This single center, retrospective study included all patients under 21 years with clinical diagnosis of HCM and CMR from 2007-2012, compared to controls with normal left ventricular ejection fraction (LVEF) and no congenital heart disease, left ventricular hypertrophy, or genotype associated with cardiomyopathy. Using a 16-segment model, hypertrophied segments were identified by agreement of two experienced readers blinded to outcome. Strain was evaluated by segment, using feature tracking software (TomTec, Unterschleissheim, Germany), averaged over 16 segments for global radial (GRS) and circumferential (GCS) strain, and compared using repeated measures analysis of variance. The composite outcome was death, non-sustained ventricular tachycardia, or ventricular fibrillation.

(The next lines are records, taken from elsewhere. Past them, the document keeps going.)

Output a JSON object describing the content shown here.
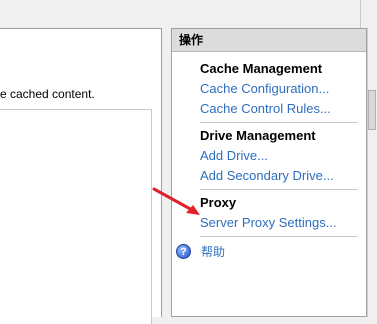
{
  "main": {
    "description_fragment": "e cached content."
  },
  "actions": {
    "header": "操作",
    "sections": [
      {
        "title": "Cache Management",
        "links": [
          "Cache Configuration...",
          "Cache Control Rules..."
        ]
      },
      {
        "title": "Drive Management",
        "links": [
          "Add Drive...",
          "Add Secondary Drive..."
        ]
      },
      {
        "title": "Proxy",
        "links": [
          "Server Proxy Settings..."
        ]
      }
    ],
    "help": "帮助"
  },
  "colors": {
    "link": "#2e6ebf",
    "annotation_arrow": "#e0202a",
    "header_bg": "#dcdcdc"
  }
}
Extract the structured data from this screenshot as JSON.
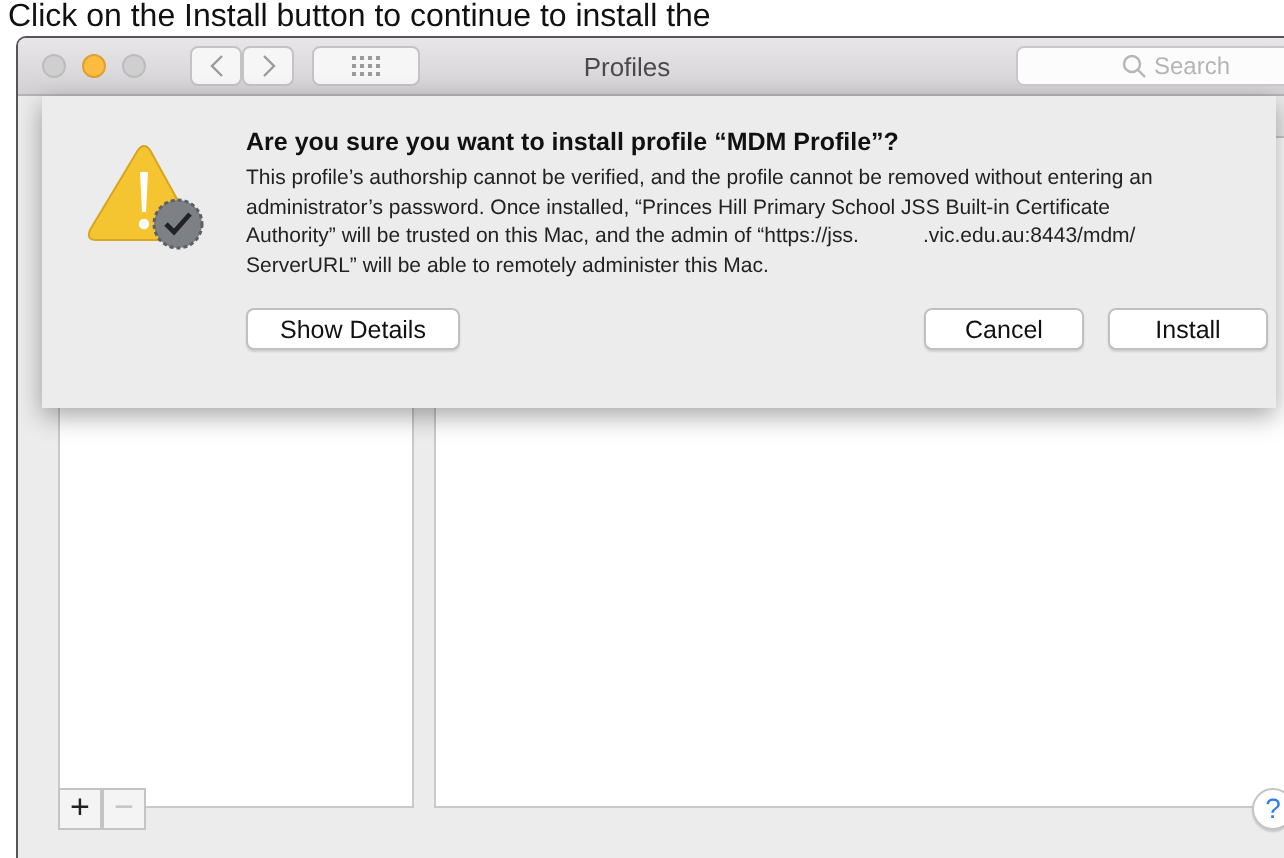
{
  "caption": "Click on the Install button to continue to install the",
  "window": {
    "title": "Profiles",
    "search": {
      "placeholder": "Search"
    },
    "traffic_lights": [
      {
        "kind": "close",
        "active": false
      },
      {
        "kind": "minimize",
        "active": true
      },
      {
        "kind": "zoom",
        "active": false
      }
    ]
  },
  "dialog": {
    "heading": "Are you sure you want to install profile “MDM Profile”?",
    "message": "This profile’s authorship cannot be verified, and the profile cannot be removed without entering an\nadministrator’s password. Once installed, “Princes Hill Primary School JSS Built-in Certificate\nAuthority” will be trusted on this Mac, and the admin of “https://jss.           .vic.edu.au:8443/mdm/\nServerURL” will be able to remotely administer this Mac.",
    "buttons": [
      {
        "label": "Show Details",
        "kind": "left"
      },
      {
        "label": "Cancel",
        "kind": "right"
      },
      {
        "label": "Install",
        "kind": "right"
      }
    ]
  },
  "list_buttons": [
    {
      "label": "+",
      "disabled": false
    },
    {
      "label": "−",
      "disabled": true
    }
  ],
  "help": {
    "label": "?"
  }
}
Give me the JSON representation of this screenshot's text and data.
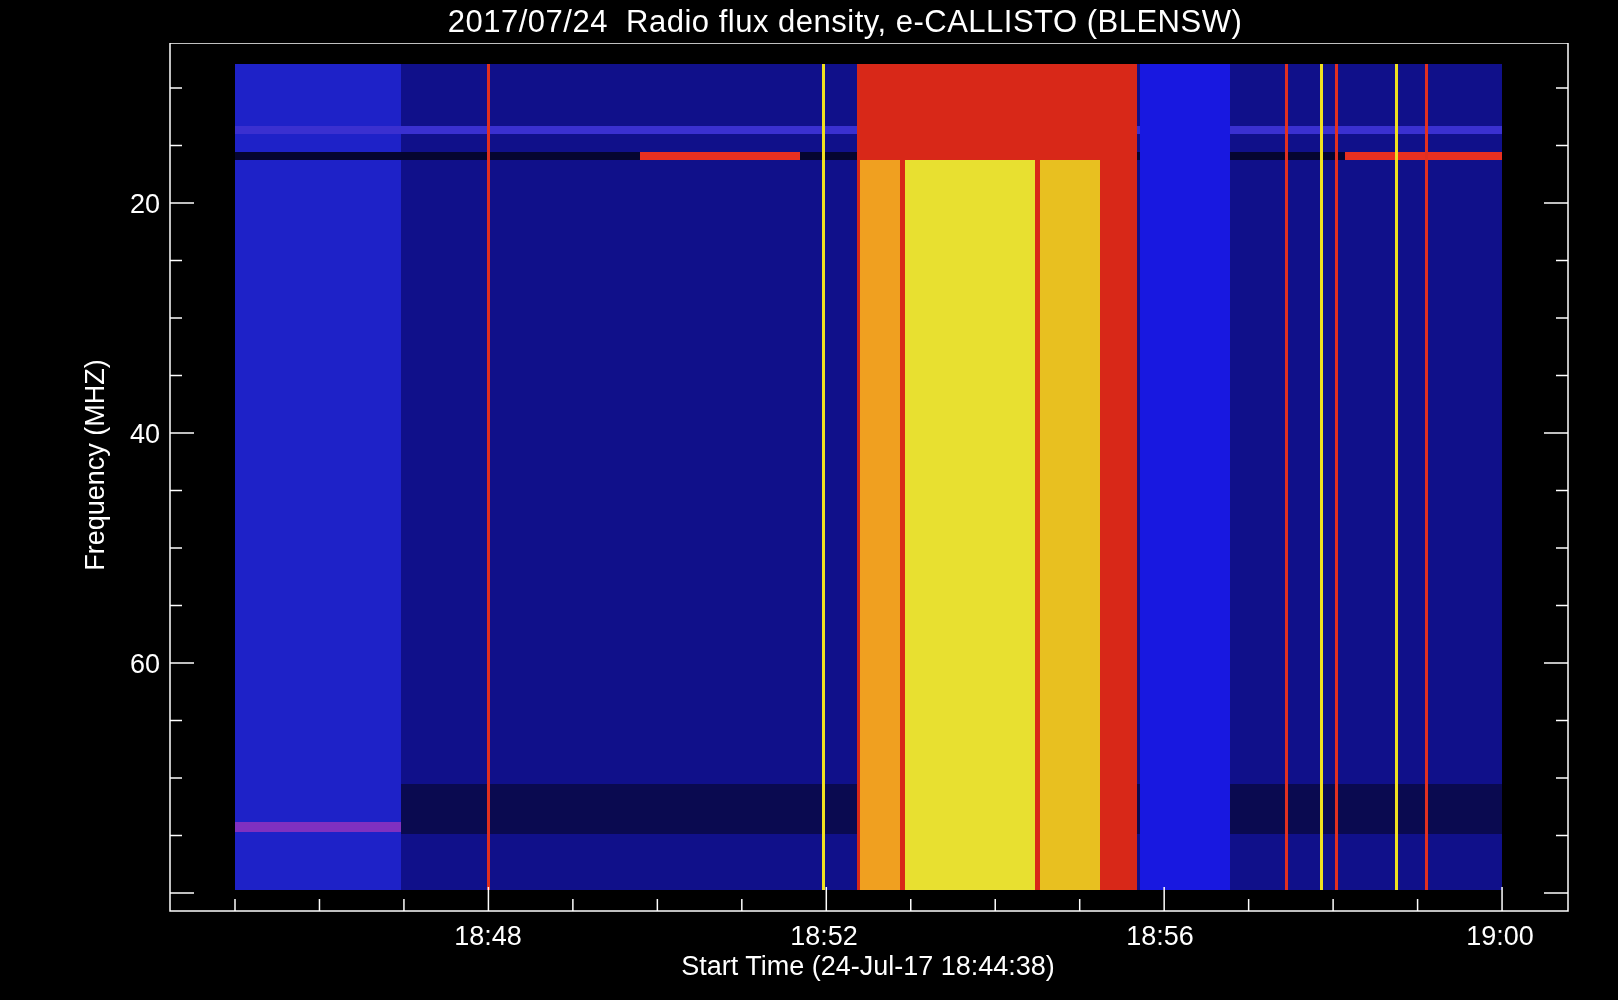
{
  "title": "2017/07/24  Radio flux density, e-CALLISTO (BLENSW)",
  "y_axis": {
    "label": "Frequency (MHZ)",
    "ticks": [
      "20",
      "40",
      "60"
    ]
  },
  "x_axis": {
    "label": "Start Time (24-Jul-17 18:44:38)",
    "ticks": [
      "18:48",
      "18:52",
      "18:56",
      "19:00"
    ]
  }
}
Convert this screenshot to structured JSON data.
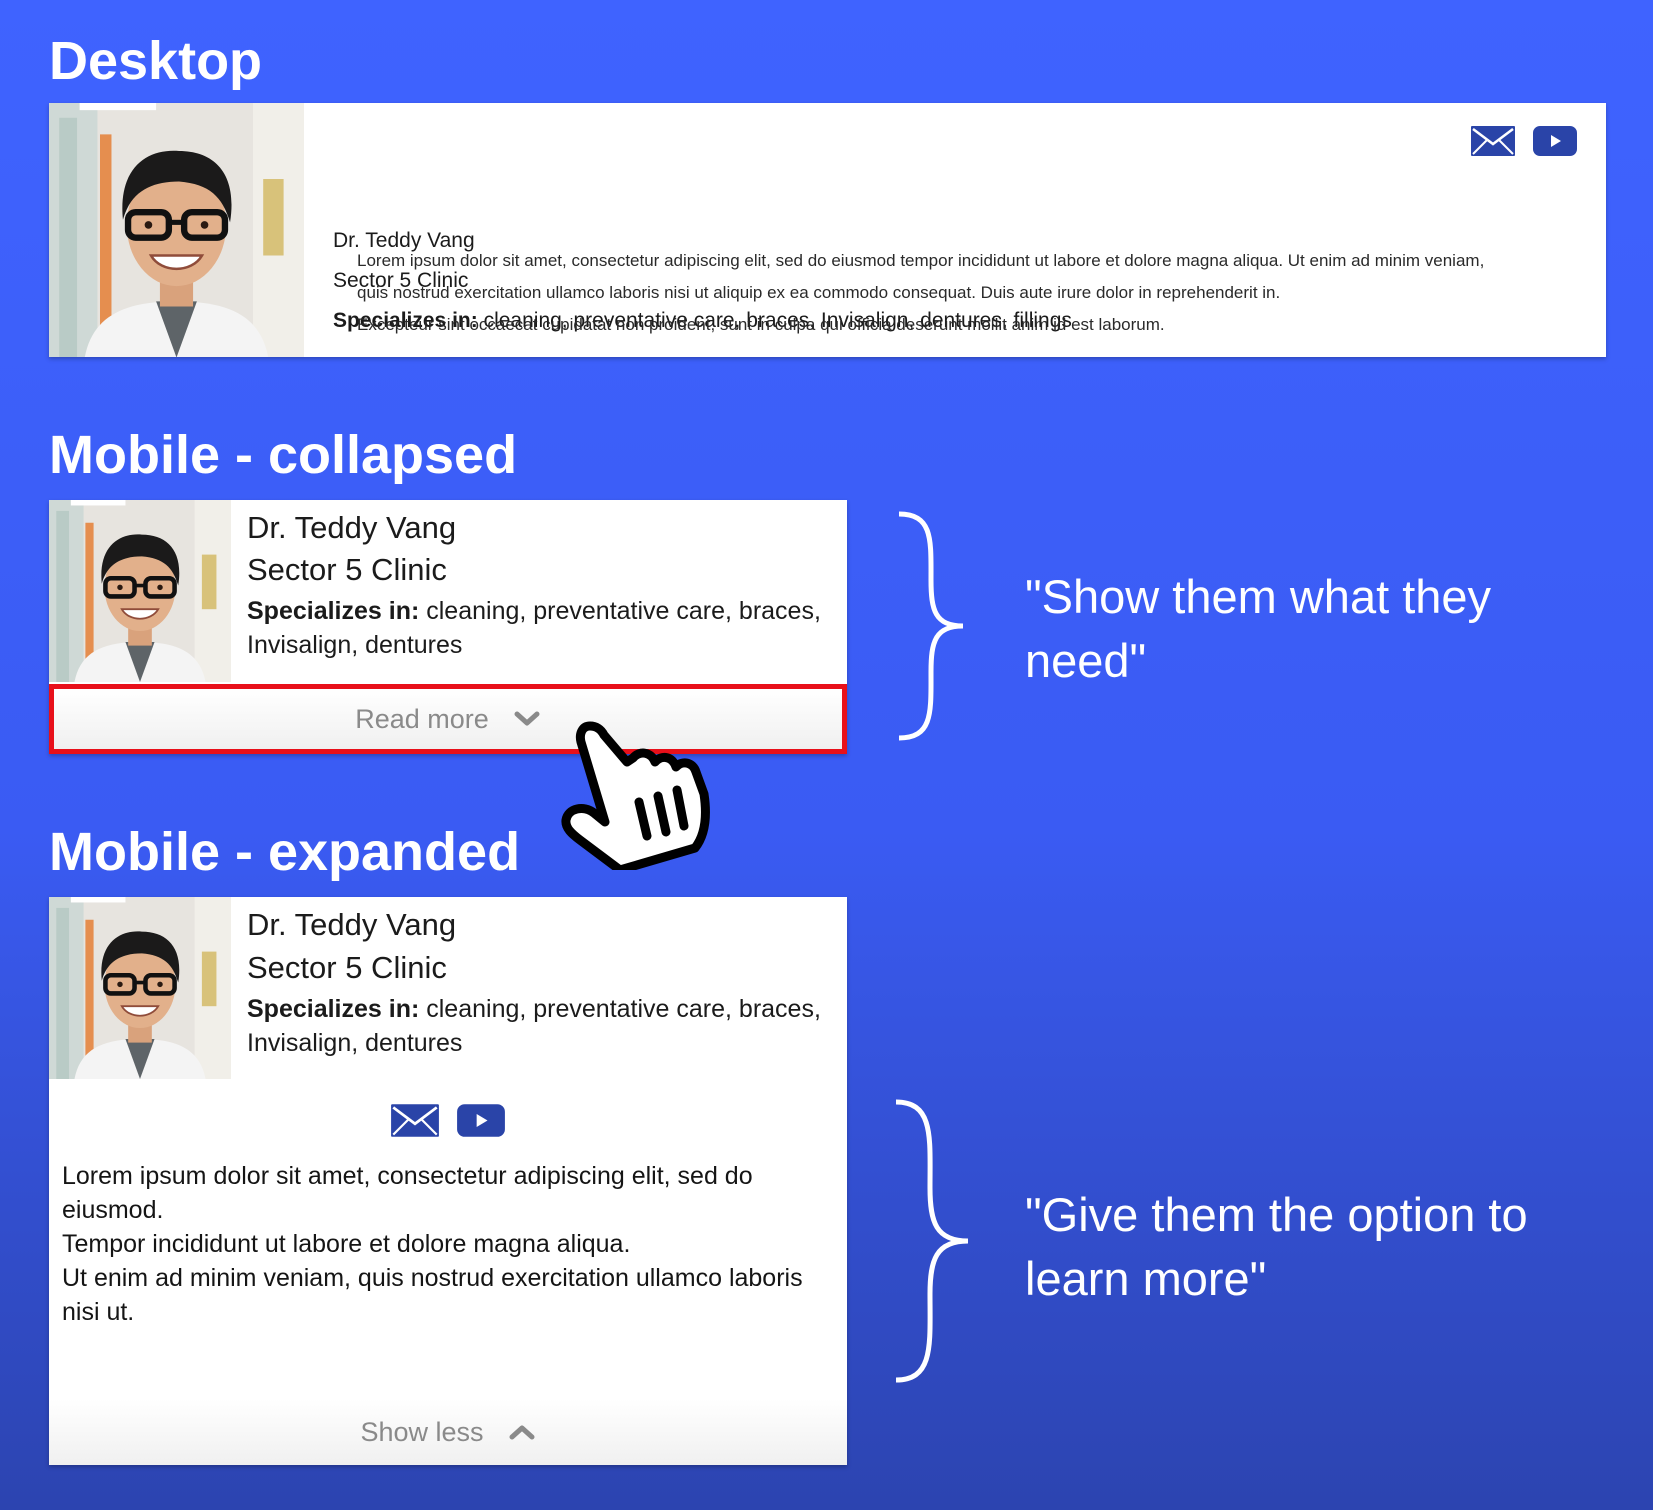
{
  "sections": {
    "desktop": "Desktop",
    "mobile_collapsed": "Mobile - collapsed",
    "mobile_expanded": "Mobile - expanded"
  },
  "doctor": {
    "name": "Dr. Teddy Vang",
    "clinic": "Sector 5 Clinic",
    "specializes_label": "Specializes in:",
    "specialties_full": " cleaning, preventative care, braces, Invisalign, dentures, fillings",
    "specialties_short": " cleaning, preventative care, braces, Invisalign, dentures"
  },
  "desktop_bio": [
    "Lorem ipsum dolor sit amet, consectetur adipiscing elit, sed do eiusmod tempor incididunt ut labore et dolore magna aliqua. Ut enim ad minim veniam,",
    "quis nostrud exercitation ullamco laboris nisi ut aliquip ex ea commodo consequat. Duis aute irure dolor in reprehenderit in.",
    "Excepteur sint occaecat cupidatat non proident, sunt in culpa qui officia deserunt mollit anim id est laborum."
  ],
  "mobile_bio": [
    "Lorem ipsum dolor sit amet, consectetur adipiscing elit, sed do eiusmod.",
    "Tempor incididunt ut labore et dolore magna aliqua.",
    "Ut enim ad minim veniam, quis nostrud exercitation ullamco laboris nisi ut."
  ],
  "buttons": {
    "read_more": "Read more",
    "show_less": "Show less"
  },
  "annotations": {
    "collapsed_quote": "\"Show them what they need\"",
    "expanded_quote": "\"Give them the option to learn more\""
  },
  "icons": {
    "email": "mail-icon",
    "video": "youtube-icon",
    "expand": "chevron-down-icon",
    "collapse": "chevron-up-icon",
    "pointer": "hand-cursor-icon"
  },
  "colors": {
    "background": "#3f63ff",
    "icon_blue": "#2a44a8",
    "highlight_red": "#e8101a",
    "toggle_text": "#8a8a8a"
  }
}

Thirty patients with HCM (14.1±3.2 years), with 11 (37%) confirmed by genotype and 24 (80%) with hypertrophy, and 24 controls (15.6±2.8 years) were included. LVEF was higher in HCM patients (65.4±5.8 vs. 59.4±3.0%, p <0.0001), with greater GCS (−29.3±4.6 vs. −26.7±2.7, p=0.01) and similar GRS (61±20 vs. 54±11, p=0.15). However, compared to controls, phenotypic HCM patients had decreased GRS (32.3±5.0 vs. 54.3±3.7, p=0.002) and basal circumferential strain (−22.6±1.5 vs. −26.8±0.9, p=0.03). Phenotype negative HCM patients had greater GRS (69.2±3.5 vs. 54.3±3.7, p=0.01) and GCS (−30.5±0.8 vs. −26.7±0.8, p=0.003) compared to controls. After median follow-up of 1.2 years, 7 patients (23%) with the composite outcome had decreased GRS (median 39.7 vs. 65.4, p=0.01) and a trend toward decreased GCS (median −25.8 vs. −29.6, p=0.06) compared to those without negative outcome.
In pediatric HCM patients, strain by feature tracking may be an important marker of phenotype and clinical outcome. Further study is necessary to evaluate longitudinal changes in this population.
Poster Sessions, Expo North
Saturday, March 09, 2013, 3:45 p.m.-4:30 p.m.
Session Title: Congenital Cardiology Solutions: Congenital Imaging
Abstract Category: 13. Congenital Cardiology Solutions: Pediatric
Presentation Number: 1160-116
- 2013 American College of Cardiology Foundation